Spotsy instructional funds to cover health-care shortfall
By PAMELA GOULD
The Spotsylvania County School Board agreed this week to use $1.2 million in instructional funds to help cover the cost of recent health-care claims.
The board was faced with finding $2.8 million to cover employee health insurance costs for the plan year that ended Sept. 30.
That bill is due Dec. 1, and division Chief Financial Officer LaShahn Gaines recommended that the board use $1.5 million in carryover funds from last school year to cover part of the debt.
The bulk of those funds—$1.2 million—had been budgeted for instruction.
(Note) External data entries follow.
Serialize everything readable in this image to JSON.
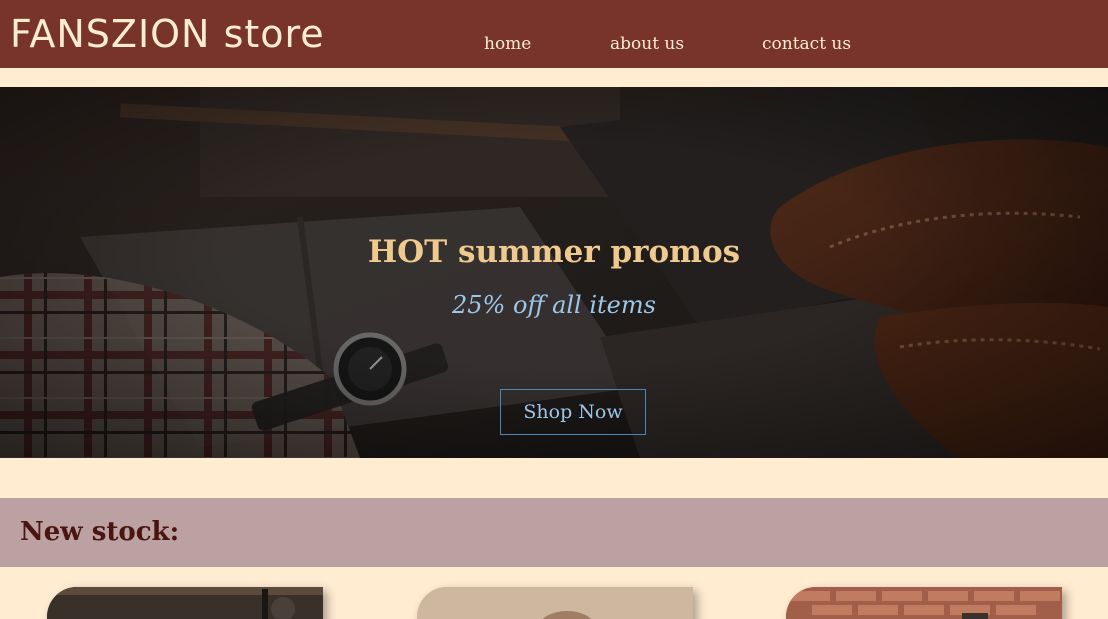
{
  "header": {
    "logo": "FANSZION store",
    "nav": [
      {
        "label": "home"
      },
      {
        "label": "about us"
      },
      {
        "label": "contact us"
      }
    ]
  },
  "hero": {
    "title": "HOT summer promos",
    "subtitle": "25% off all items",
    "cta_label": "Shop Now"
  },
  "new_stock": {
    "title": "New stock:",
    "items": [
      {
        "image": "product-photo"
      },
      {
        "image": "product-photo"
      },
      {
        "image": "product-photo"
      }
    ]
  },
  "colors": {
    "header_bg": "#78332a",
    "page_bg": "#ffecd1",
    "hero_title": "#f0c98e",
    "hero_subtitle": "#9cc7e8",
    "button_border": "#4a86b8",
    "stock_bar_bg": "#bba1a2",
    "stock_title": "#4a1510"
  }
}
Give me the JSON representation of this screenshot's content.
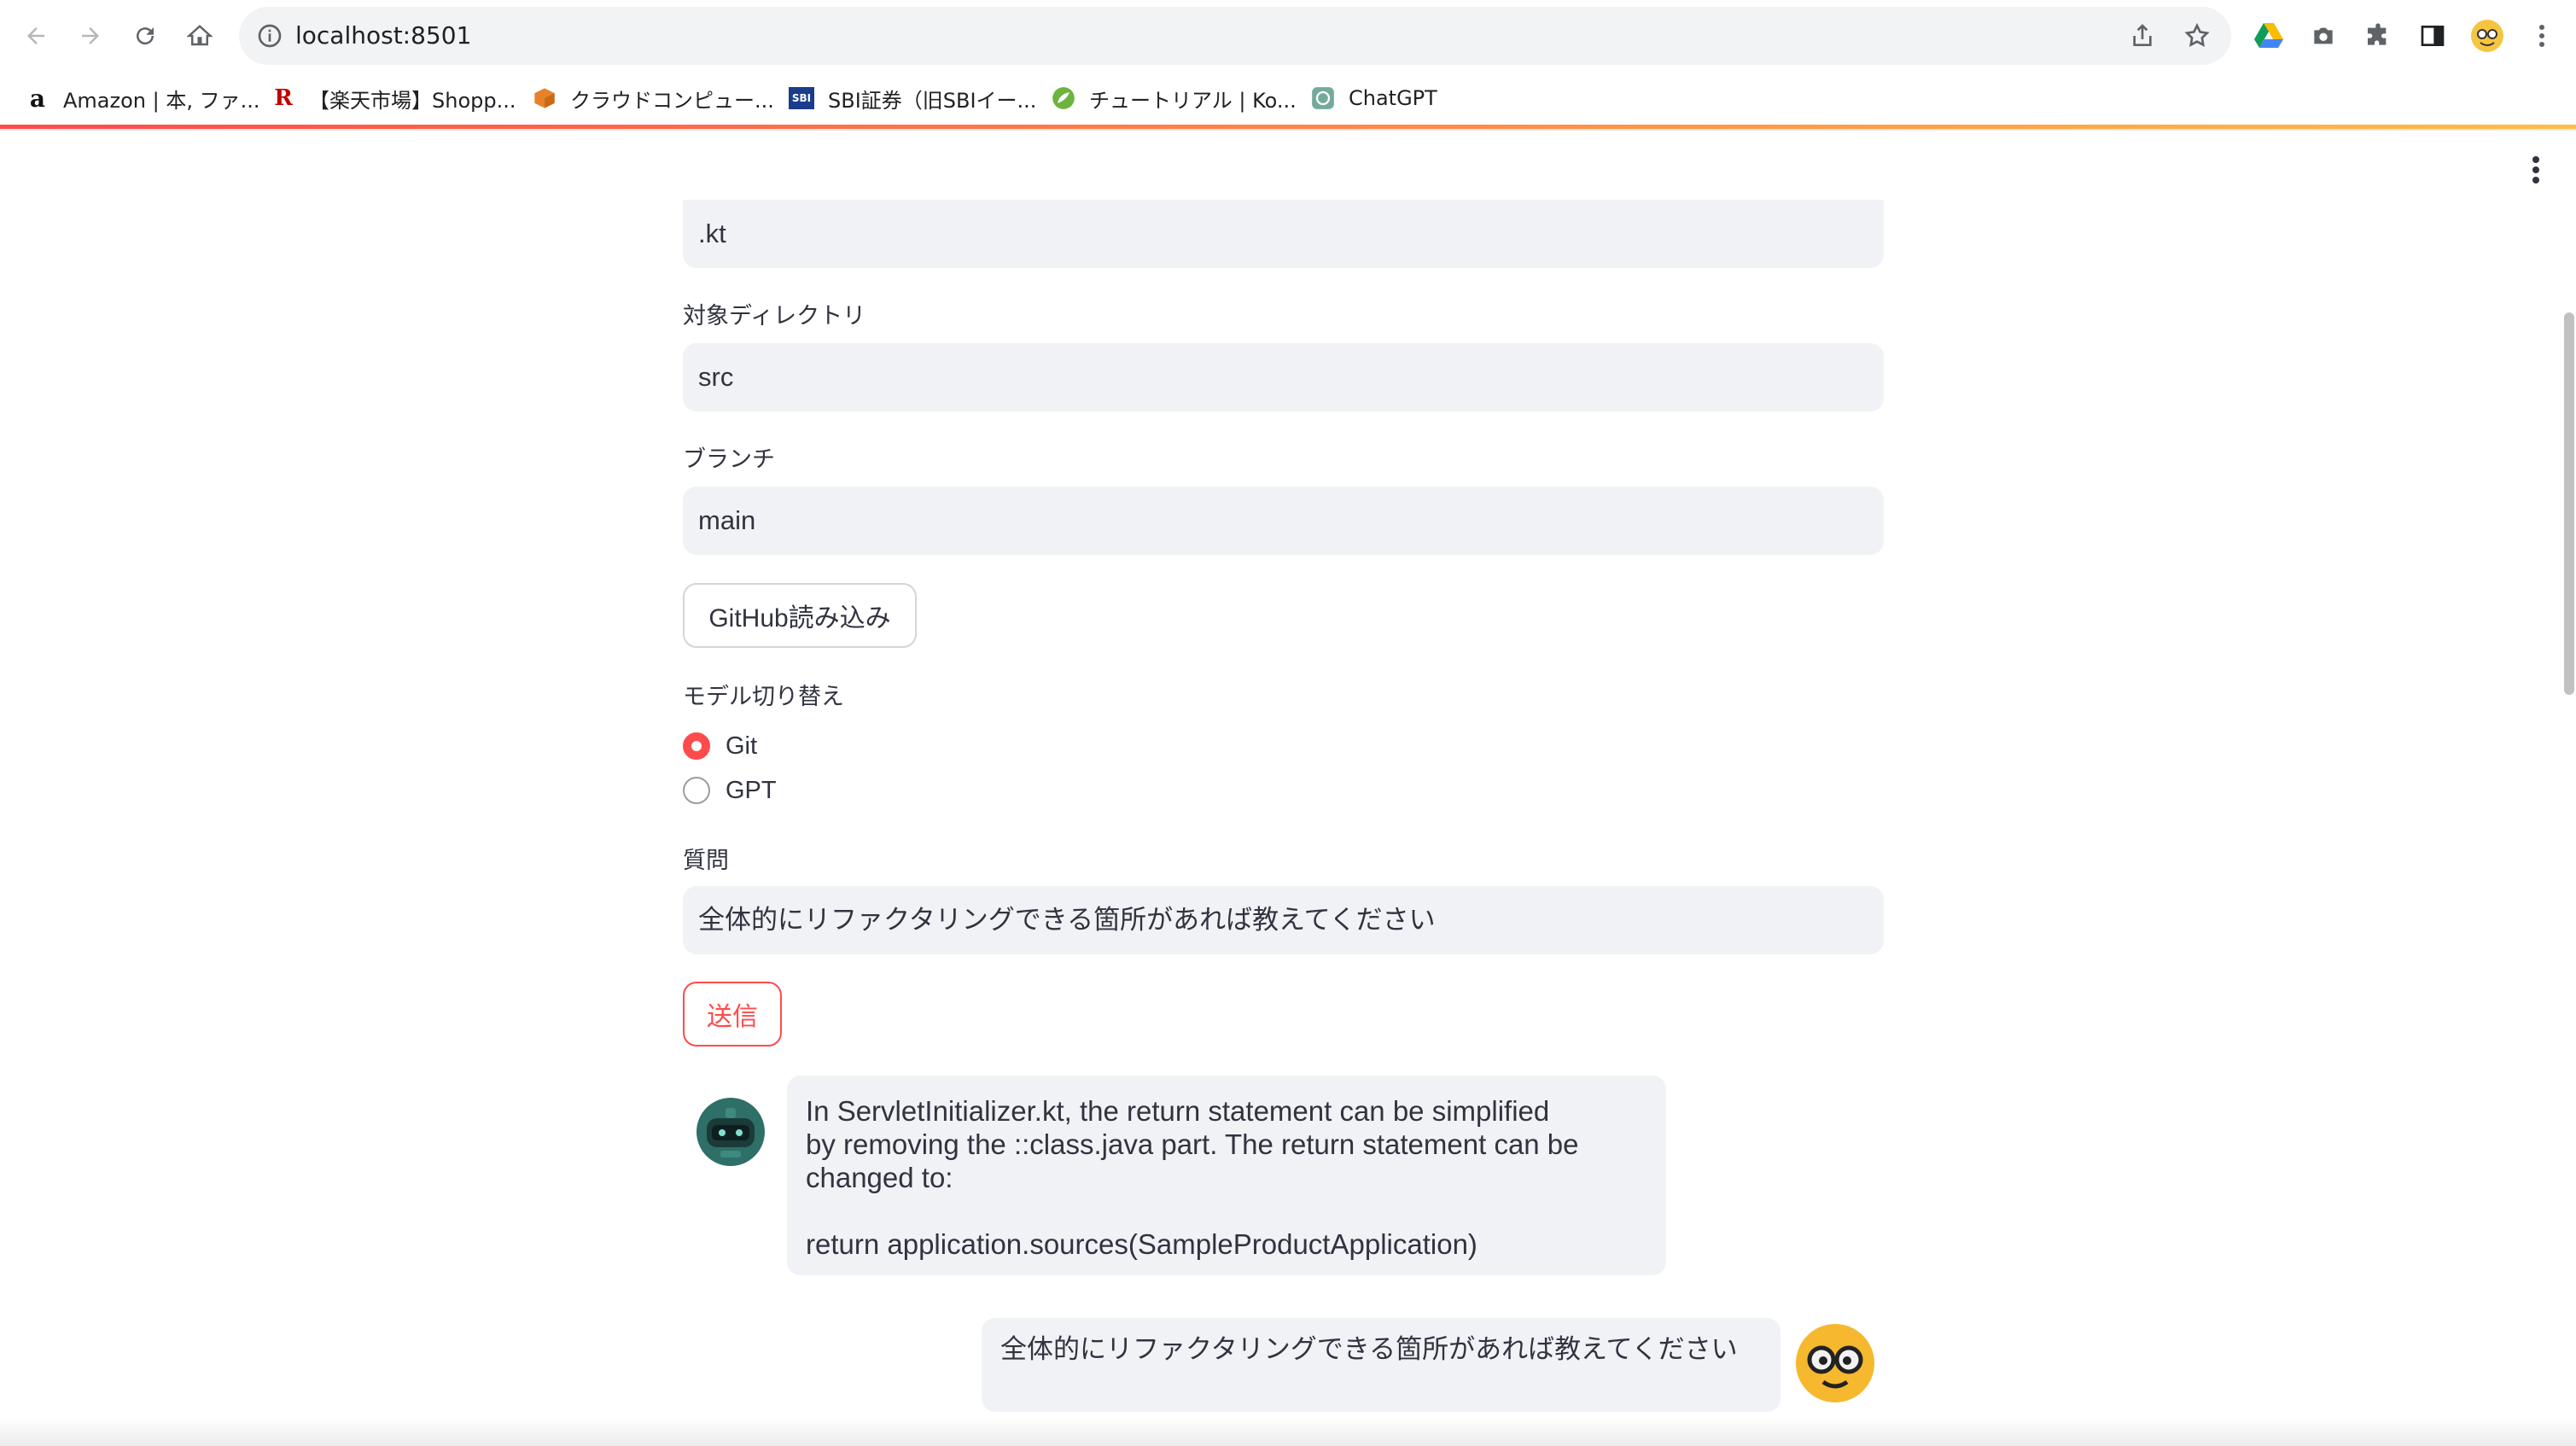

The remainder had been designated almost equally for technology and transportation, according to figures released during a board work session on Monday.
Board member Amanda Blalock asked Gaines during the meeting whether the division made a mistake in switching to self-funded insurance, which the county government also uses.
The division’s insurance claims for the plan year that ran from Oct. 1, 2011, through Sept. 30 exceeded health premiums collected, Gaines said.
Covered employees and their families made claims totaling more than $30 million, whereas the division collected $27.3 million from premiums.
The number of claims over $50,000 jumped 68 percent over the past two years—from 38 claims in the 2010–11 plan year to 64 for the year just ended.
The division just completed its second year of operation under self-funding.
Gaines told Blalock that Spotsylvania was one of the last large school divisions in Virginia to switch to a self-funded insurance plan, and that it is considered a “best practice.”
She noted that the Stafford, Prince William, Loudoun and Hanover county school districts also are self-funded.
She expected self-funding to prove a wise financial move over the long run, and emphasized the importance of building a reserve fund to cover future problems.
Board member Jim Meyer echoed those points and said the shortfall is especially painful for the division now because it switched to self-funding without a reserve fund in place.
But he said the decision was prompted by more than anticipated savings.
“We want to be in the driver’s seat as far as types of plans” offered to employees, he said.
The board approved Gaines’ recommendation to use carryover money for part of the claims. The remainder will come from funds meant to cover claims that have been incurred but not yet reported.
She expected that fund to quickly be restored through collection of premiums.
The division raised health insurance premiums by 17.3 percent for the 2012–13 plan year with the recent spike in claims in mind.
Pamela Gould: 540/735-1972